It took us 9 months to find our Knoxville house. We knew the kind of house we wanted. Something kinda old, but kinda turnkey. We wanted to be north or south of the city, rather than follow the strip mall development westward. We’d look furiously for a while, then give up, then start over again. We were blessed with an extraordinarily patient real estate agent, thank goodness.
Then we found it. I’d fallen in love with a neighborhood we’d stumbled across, but alas the house we found there was under contract. But something about that neighborhood kept calling me back, and I continued to drive through at least once a week, just to see what was up. And then I saw it, a little house for sale just around the block from the first one we’d found. And although it had taken us nine months to find this house, it took only one visit for us to be sure that this was it. We made an offer that night, and it was accepted.

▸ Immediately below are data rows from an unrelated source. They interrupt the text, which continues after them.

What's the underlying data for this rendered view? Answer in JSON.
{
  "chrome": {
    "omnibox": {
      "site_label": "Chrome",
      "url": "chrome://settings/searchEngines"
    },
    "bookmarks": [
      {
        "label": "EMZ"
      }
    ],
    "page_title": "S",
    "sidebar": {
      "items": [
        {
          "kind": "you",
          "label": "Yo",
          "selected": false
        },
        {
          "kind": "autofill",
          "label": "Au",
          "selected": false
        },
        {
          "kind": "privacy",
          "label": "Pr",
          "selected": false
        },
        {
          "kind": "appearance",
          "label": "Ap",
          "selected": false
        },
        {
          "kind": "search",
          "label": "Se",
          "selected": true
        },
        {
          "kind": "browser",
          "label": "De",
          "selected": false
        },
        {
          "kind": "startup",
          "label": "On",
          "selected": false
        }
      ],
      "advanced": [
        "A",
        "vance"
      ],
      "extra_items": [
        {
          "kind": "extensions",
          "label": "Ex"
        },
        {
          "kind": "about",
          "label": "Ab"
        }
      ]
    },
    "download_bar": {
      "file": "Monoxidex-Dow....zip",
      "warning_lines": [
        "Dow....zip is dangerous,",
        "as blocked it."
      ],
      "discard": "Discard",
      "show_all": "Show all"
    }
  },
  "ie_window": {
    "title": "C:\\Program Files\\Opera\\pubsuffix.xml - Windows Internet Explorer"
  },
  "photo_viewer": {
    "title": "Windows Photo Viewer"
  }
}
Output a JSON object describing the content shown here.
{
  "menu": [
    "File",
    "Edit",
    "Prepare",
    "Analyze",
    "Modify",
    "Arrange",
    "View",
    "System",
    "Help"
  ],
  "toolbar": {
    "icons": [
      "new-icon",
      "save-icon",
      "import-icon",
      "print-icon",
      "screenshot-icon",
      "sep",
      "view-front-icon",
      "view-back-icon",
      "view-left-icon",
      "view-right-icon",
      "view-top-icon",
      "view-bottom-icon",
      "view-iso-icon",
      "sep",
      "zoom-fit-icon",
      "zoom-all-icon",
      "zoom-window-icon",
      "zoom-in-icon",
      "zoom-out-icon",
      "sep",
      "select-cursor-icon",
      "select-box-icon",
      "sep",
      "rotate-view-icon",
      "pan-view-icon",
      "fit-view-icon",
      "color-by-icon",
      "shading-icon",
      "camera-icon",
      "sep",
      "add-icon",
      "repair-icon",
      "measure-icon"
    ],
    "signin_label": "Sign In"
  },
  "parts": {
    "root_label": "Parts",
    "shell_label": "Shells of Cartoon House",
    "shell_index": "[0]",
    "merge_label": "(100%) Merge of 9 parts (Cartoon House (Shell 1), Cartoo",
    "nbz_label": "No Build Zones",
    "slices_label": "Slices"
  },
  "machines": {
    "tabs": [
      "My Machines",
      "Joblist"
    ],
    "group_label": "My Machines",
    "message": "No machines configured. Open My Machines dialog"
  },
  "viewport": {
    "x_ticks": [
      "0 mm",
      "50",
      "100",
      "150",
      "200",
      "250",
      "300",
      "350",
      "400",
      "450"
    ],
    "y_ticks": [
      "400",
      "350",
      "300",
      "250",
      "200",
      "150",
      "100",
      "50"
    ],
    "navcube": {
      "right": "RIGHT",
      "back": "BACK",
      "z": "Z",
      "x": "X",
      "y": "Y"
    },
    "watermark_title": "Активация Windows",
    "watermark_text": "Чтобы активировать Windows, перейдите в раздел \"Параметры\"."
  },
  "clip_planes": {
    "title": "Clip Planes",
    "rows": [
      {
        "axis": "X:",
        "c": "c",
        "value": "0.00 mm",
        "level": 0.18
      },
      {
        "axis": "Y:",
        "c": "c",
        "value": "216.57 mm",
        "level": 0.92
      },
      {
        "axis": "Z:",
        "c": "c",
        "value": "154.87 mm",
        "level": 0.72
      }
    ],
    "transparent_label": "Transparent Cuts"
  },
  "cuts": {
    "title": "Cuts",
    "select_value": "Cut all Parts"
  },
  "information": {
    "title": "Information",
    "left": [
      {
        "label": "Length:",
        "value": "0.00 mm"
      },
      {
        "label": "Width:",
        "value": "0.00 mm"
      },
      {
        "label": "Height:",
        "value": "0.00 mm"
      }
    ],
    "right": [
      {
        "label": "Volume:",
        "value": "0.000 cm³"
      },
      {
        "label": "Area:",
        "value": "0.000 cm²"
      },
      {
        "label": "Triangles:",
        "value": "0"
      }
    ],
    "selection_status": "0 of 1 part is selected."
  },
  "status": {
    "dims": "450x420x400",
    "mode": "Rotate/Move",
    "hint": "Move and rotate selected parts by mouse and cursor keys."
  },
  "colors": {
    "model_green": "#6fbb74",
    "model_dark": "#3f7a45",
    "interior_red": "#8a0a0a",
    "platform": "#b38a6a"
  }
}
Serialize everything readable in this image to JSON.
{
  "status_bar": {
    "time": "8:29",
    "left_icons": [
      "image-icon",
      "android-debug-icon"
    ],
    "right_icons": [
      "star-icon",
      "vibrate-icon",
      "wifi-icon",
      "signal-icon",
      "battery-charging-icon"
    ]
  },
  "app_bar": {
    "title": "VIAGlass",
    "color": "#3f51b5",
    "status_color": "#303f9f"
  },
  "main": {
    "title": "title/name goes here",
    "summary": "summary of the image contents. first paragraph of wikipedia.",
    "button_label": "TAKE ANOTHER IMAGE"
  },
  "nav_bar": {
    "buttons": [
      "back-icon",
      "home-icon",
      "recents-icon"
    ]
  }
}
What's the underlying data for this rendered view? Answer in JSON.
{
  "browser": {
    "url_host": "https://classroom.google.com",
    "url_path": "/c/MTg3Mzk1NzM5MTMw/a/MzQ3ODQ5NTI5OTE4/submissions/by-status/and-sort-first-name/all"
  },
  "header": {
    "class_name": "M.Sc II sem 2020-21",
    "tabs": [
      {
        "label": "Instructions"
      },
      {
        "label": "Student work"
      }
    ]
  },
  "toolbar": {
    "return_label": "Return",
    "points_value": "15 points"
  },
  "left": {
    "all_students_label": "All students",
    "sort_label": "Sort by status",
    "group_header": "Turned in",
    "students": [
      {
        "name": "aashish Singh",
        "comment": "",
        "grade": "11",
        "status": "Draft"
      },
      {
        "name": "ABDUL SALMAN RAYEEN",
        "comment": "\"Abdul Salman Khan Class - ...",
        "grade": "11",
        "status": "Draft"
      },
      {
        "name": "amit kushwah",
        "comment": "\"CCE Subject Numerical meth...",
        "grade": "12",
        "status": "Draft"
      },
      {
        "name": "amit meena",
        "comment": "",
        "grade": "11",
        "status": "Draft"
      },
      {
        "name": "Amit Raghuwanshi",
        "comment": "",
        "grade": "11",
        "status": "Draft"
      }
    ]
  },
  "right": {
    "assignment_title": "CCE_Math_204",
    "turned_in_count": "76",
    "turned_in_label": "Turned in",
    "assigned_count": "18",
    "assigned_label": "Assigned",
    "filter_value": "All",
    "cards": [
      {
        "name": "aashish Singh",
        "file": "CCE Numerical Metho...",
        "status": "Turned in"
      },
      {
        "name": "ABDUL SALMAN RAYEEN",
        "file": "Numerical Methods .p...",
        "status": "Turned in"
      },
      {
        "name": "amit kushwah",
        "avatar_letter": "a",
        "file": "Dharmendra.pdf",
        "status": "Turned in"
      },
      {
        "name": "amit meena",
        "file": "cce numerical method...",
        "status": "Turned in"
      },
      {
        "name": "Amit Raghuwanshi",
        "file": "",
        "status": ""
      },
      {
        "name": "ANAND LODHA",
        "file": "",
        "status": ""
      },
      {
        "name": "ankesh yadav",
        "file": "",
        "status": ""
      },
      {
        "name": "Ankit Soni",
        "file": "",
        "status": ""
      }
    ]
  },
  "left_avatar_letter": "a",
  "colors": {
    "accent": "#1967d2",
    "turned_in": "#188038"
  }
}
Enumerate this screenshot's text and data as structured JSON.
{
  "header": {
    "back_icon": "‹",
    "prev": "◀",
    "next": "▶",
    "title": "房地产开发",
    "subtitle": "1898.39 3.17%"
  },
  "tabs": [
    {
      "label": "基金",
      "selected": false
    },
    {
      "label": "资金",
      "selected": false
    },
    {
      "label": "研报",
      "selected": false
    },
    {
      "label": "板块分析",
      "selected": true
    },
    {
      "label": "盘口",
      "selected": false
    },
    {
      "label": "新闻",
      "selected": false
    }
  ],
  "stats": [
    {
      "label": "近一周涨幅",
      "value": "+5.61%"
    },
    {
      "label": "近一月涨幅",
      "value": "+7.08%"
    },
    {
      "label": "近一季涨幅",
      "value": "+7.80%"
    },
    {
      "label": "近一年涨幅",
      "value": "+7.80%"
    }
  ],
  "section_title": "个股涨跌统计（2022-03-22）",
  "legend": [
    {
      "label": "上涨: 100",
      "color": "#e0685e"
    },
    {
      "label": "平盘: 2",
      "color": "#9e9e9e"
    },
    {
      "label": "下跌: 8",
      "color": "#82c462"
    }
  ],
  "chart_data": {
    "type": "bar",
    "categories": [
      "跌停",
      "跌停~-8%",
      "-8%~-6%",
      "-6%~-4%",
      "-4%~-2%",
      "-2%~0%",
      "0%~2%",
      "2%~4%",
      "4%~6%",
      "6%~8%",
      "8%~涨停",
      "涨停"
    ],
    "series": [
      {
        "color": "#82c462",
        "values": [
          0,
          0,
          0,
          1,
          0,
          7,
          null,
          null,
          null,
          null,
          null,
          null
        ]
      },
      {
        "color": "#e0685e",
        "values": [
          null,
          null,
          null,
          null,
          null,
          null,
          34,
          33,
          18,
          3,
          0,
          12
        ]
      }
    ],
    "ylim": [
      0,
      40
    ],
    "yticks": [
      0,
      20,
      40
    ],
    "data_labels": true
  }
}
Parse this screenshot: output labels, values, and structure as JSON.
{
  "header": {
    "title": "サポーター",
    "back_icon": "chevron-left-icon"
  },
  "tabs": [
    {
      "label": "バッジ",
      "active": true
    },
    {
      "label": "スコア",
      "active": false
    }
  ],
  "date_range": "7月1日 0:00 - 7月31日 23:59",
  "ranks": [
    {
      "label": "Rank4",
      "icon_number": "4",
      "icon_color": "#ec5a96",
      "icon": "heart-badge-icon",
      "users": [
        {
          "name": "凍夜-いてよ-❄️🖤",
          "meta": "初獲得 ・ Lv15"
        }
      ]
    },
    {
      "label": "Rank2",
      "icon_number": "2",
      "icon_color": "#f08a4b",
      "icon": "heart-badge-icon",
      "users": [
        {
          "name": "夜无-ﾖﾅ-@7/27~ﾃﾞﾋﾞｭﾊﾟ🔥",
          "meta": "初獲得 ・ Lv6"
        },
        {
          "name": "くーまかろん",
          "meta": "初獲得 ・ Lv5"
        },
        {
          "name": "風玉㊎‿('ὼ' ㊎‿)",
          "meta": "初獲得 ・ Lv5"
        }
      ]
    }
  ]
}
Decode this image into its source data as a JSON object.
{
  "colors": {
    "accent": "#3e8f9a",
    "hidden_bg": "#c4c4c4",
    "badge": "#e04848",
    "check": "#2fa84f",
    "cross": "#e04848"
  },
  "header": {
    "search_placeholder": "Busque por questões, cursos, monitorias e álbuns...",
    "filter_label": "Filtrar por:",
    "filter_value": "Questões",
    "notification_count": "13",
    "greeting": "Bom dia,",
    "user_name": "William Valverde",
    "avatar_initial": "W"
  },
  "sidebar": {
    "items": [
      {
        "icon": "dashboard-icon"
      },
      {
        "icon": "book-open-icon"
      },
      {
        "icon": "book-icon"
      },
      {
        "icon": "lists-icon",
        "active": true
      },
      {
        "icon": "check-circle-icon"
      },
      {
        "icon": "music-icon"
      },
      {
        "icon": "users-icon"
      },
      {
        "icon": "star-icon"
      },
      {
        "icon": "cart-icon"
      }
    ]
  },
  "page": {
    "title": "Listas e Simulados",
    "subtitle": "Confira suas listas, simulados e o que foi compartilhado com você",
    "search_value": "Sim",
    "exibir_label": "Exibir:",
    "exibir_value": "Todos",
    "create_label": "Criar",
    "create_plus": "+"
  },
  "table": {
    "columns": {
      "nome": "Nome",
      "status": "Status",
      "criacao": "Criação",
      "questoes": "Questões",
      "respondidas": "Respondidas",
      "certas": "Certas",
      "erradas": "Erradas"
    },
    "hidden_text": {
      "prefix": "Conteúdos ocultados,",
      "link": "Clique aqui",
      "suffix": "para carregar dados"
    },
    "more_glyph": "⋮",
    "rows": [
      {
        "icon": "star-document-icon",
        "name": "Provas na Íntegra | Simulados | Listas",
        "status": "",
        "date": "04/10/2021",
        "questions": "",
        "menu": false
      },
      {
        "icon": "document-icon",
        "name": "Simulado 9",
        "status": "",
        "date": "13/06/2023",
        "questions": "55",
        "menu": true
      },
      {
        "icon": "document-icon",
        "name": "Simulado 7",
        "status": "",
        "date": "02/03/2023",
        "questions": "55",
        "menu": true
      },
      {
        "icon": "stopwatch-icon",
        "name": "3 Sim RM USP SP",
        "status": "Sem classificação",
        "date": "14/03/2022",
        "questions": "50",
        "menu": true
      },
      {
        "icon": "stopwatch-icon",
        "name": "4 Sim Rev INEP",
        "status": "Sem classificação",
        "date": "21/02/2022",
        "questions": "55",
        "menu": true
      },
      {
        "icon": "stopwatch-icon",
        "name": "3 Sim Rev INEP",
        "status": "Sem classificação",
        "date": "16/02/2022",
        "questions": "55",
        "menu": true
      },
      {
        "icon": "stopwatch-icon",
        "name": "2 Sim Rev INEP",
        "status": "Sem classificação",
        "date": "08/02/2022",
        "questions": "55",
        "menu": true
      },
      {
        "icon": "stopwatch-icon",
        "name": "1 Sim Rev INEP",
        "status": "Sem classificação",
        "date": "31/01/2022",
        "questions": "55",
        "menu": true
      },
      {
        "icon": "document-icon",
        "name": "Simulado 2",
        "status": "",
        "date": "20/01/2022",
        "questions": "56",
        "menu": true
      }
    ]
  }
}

Both Man and I were very ginger with this house. It was ours, of course, or at least we had the right to pay a mortgage on it. But we were always afraid that we’d break it, crap it up with all our stuff. It took us nearly a year to hang anything on the walls. We never made any drastic changes to this house. Although I thought about things from time to time, I loved that little house exactly the way it was.
There were many many good reasons for us to ultimately leave Knoxville. The house, however, was one of the most difficult parts to leave. If it had been feasible to move it with us to Blacksburg, I would have (although I don’t think our lovely neighbors would have come, too, alas). But it was time to leave. Three people and a dog were pretty cramped in that house. It was time to be good stewards and turn it over to the next owner.
We had a day to find our Blacksburg house. I realize how fortunate we are to be able to live in a house, but still, we spent that day looking at a lot of crap. At the end of the day, we picked the least crappy house (not really crappy, but perhaps “unloved for several years” is a better description) . It is walking distance to campus, has hardwood floors, and while it needs a lot of work, has good strong bones. It was the best choice available to us at the time, but I think it ended up being the best choice for us.
Luckily we sold our Knoxville house before our first mortgage payment was due in Blacksburg, and the extra cash flow allowed us to update the kitchen and move forward with other repairs. And while our house has quirks and charm (charming quirks?) it didn’t have the same character of our Knoxville house, the story that we could hold on to.
Until a few weeks ago. Mega and I were walking the dog and he noticed an antique car at a neighbor’s house (boys have some kind of sonar for wheels, I swear). An elderly man noticed Sam, and ran over to the car to honk the horn. So, we stopped by to make small talk. He asked were we lived, and I told him.
“Did you buy your house from so-and-so?” he asked. I said yes.
“I built that house,” he said.
Now, you don’t meet the man who built your house everyday, especially when your house is more than 50 years old. I didn’t get much story, what with Mega and Muttley biting at my ankles, I didn’t have time to ask many questions. What I do know is that he moved the house from a cross street closer to the university, and then modified and expanded it. Wow.
He called it the Orchard House. Was it on an orchard? I have no idea–the street he moved it from has a lot of commercial development now, so it would be hard to know. But I love the name, the Orchard House. And now that I know a little bit more about it, I am coming to love this house.